First I had to figure out when I would ever find the time to listen to a podcast. Since I don’t commute to work, that doesn’t work. Then it occurred to me, when I am not out hiking, I will often walk around the block – 2km or just over a mile. In that time, usually about 25 minutes, I could easily listen to a podcast or two. Then I realized that when I’m hiking alone, I could also listen to a podcast.
Having a topic I want to learn more about, and having found a time that works, I decided to search for “Instructional Design” in the Podcast app on my phone. One of the ones that popped up is called Dear Instructional Designer. Now, while I’m walking or when I’m hiking alone, I listen to several podcasts – Dear Instructional Designer is one of them.
In listening to her first weeks worth of podcasts (that is, season 1 episodes 1-5), I realised that I could use this content in a course I’m development. In that season, Kristin talks about how to get started with an ePortfolio. This is perfect because I’m working on a summer course where I guide students through creating ePortfolios.
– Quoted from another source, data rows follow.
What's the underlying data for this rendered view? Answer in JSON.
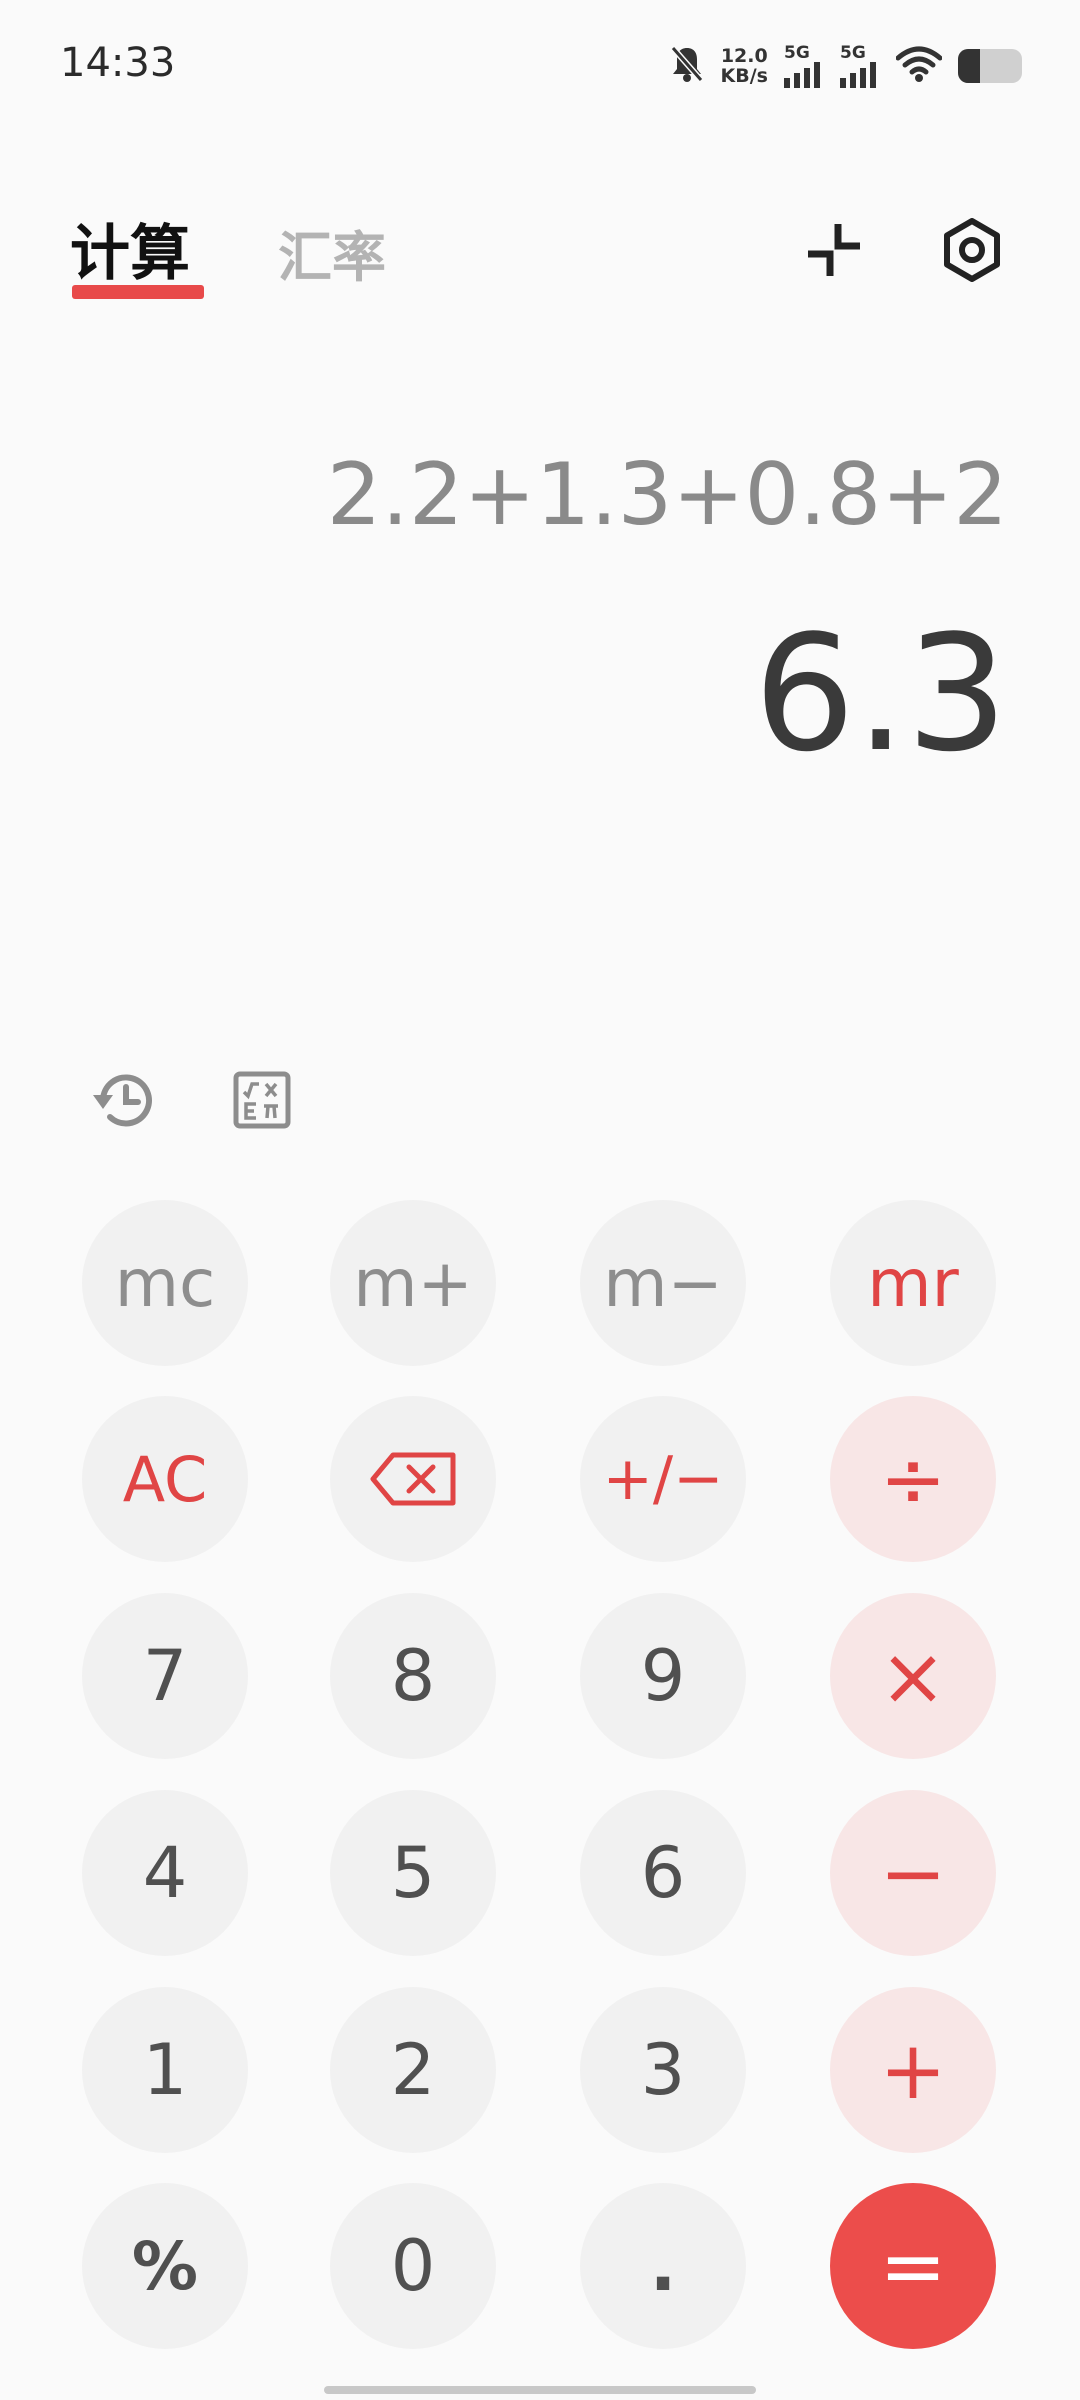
{
  "status_bar": {
    "time": "14:33",
    "net_speed_value": "12.0",
    "net_speed_unit": "KB/s",
    "sim1_label": "5G",
    "sim2_label": "5G",
    "battery_level": 0.35,
    "icons": [
      "bell-muted-icon",
      "signal-icon",
      "signal-icon",
      "wifi-icon",
      "battery-icon"
    ]
  },
  "tabs": [
    {
      "label": "计算",
      "active": true
    },
    {
      "label": "汇率",
      "active": false
    }
  ],
  "header_actions": [
    "shrink-icon",
    "settings-icon"
  ],
  "display": {
    "expression": "2.2+1.3+0.8+2",
    "result": "6.3"
  },
  "tools": [
    "history-icon",
    "scientific-icon"
  ],
  "keypad": {
    "mc": "mc",
    "m_plus": "m+",
    "m_minus": "m−",
    "mr": "mr",
    "ac": "AC",
    "backspace": "backspace-icon",
    "sign": "+/−",
    "divide": "÷",
    "seven": "7",
    "eight": "8",
    "nine": "9",
    "multiply": "×",
    "four": "4",
    "five": "5",
    "six": "6",
    "subtract": "−",
    "one": "1",
    "two": "2",
    "three": "3",
    "add": "+",
    "percent": "%",
    "zero": "0",
    "decimal": ".",
    "equals": "="
  },
  "colors": {
    "accent": "#E84A4A",
    "operator_bg": "#F8E6E6",
    "key_bg": "#F1F1F1",
    "background": "#FAFAFA"
  }
}
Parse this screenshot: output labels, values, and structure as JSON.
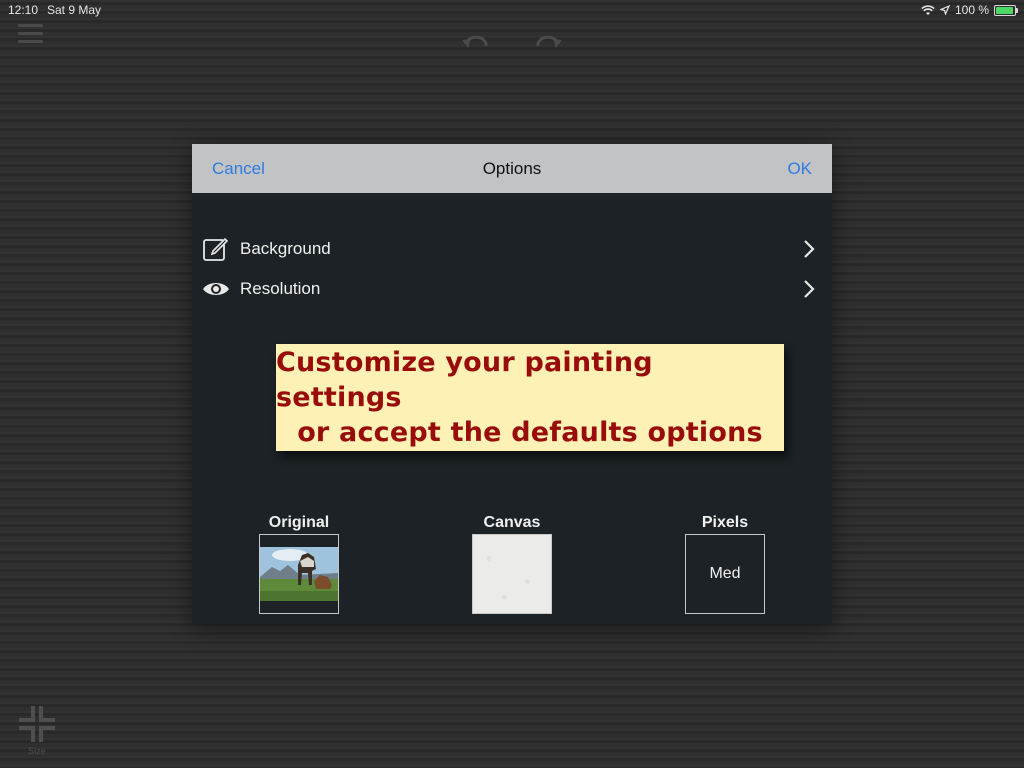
{
  "status": {
    "time": "12:10",
    "date": "Sat 9 May",
    "battery": "100 %"
  },
  "colors": {
    "accent": "#2f7be0",
    "tooltip_text": "#990c0c",
    "tooltip_bg": "#fdf1b5",
    "dialog_bg": "#1c2225",
    "header_bg": "#c2c3c4"
  },
  "toolbar": {
    "menu_icon": "hamburger-icon",
    "undo_icon": "undo-icon",
    "redo_icon": "redo-icon",
    "size_label": "Size",
    "size_icon": "resize-icon"
  },
  "dialog": {
    "cancel_label": "Cancel",
    "title": "Options",
    "ok_label": "OK",
    "options": [
      {
        "label": "Background",
        "icon": "edit-icon"
      },
      {
        "label": "Resolution",
        "icon": "eye-icon"
      }
    ],
    "tooltip": {
      "line1": "Customize your painting settings",
      "line2": "or accept the defaults options"
    },
    "thumbs": {
      "original_label": "Original",
      "canvas_label": "Canvas",
      "pixels_label": "Pixels",
      "pixels_value": "Med"
    }
  }
}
Even more important, she gives great tips on ways to create content for your portfolio.
My one challenge with using podcasts as class material is that I’m concerned about the students who don’t want to learn by listening. I’m also concerned about the extra time it takes – as listening to a podcast definitely takes more time than reading texts. I am also concerned about accessibility. Although she has a great podcast, I don’t see a transcript with the show notes or website – note that I’m not expecting her to have one, just that I cannot use the podcast for my class if I don’t have accessible versions of the content. I could, however, share it as a resource for Instructional Designers.
This season, Kristin is talking about working as a freelance instructional designer. I am finding her way of explaining things and insights really useful. They are something that many of my students might be interested in.
Have you thought about using a podcast in your teaching? Is it accessible? If not how (or do) you deal with accessibility requirements?
If you are an instructional designer, do you have a favourite podcast?
Feature image by Patrick Breitenbach via Flickr.